*** Opening PROVIDED INFORMATION ***
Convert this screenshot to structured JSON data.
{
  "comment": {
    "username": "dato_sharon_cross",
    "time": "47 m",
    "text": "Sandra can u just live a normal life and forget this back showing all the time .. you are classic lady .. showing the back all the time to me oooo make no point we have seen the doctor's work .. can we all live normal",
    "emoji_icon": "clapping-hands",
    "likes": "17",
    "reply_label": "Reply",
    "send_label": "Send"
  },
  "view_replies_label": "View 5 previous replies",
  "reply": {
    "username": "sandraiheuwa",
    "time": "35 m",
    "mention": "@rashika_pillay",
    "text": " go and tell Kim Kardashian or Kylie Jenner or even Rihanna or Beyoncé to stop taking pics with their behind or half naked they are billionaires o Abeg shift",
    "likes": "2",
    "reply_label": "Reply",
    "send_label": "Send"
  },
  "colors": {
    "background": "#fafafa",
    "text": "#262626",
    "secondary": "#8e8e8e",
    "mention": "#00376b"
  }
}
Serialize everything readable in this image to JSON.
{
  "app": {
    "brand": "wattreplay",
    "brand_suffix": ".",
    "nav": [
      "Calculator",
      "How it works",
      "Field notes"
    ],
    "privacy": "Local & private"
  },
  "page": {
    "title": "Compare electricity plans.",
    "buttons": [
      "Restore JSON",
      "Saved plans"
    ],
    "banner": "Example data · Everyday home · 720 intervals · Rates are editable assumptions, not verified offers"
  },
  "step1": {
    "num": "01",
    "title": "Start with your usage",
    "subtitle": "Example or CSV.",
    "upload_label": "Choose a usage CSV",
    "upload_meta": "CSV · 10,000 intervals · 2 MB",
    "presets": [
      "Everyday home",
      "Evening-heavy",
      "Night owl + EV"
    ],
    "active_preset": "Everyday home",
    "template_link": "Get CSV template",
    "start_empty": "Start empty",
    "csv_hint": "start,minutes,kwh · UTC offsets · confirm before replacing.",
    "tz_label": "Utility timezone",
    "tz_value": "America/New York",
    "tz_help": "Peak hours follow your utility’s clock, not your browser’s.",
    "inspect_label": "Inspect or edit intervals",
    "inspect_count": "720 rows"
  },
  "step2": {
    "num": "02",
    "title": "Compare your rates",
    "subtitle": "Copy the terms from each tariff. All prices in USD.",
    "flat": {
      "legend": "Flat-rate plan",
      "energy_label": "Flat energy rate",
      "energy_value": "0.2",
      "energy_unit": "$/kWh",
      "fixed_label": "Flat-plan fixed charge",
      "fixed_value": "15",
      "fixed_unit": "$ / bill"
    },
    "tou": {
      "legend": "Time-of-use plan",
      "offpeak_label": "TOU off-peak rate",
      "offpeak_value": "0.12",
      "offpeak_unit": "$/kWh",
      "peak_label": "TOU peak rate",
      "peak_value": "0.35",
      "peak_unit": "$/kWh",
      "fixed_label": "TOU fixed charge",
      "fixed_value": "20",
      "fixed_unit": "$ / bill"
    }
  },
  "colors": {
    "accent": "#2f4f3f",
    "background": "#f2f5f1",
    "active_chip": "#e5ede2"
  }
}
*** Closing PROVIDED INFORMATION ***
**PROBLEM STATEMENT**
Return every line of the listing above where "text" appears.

**PROBLEM SOLUTION**
    "text": "Sandra can u just live a normal life and forget this back showing all the time .. you are classic lady .. showing the back all the time to me oooo make no point we have seen the doctor's work .. can we all live normal",
    "text": " go and tell Kim Kardashian or Kylie Jenner or even Rihanna or Beyoncé to stop taking pics with their behind or half naked they are billionaires o Abeg shift",
    "text": "#262626",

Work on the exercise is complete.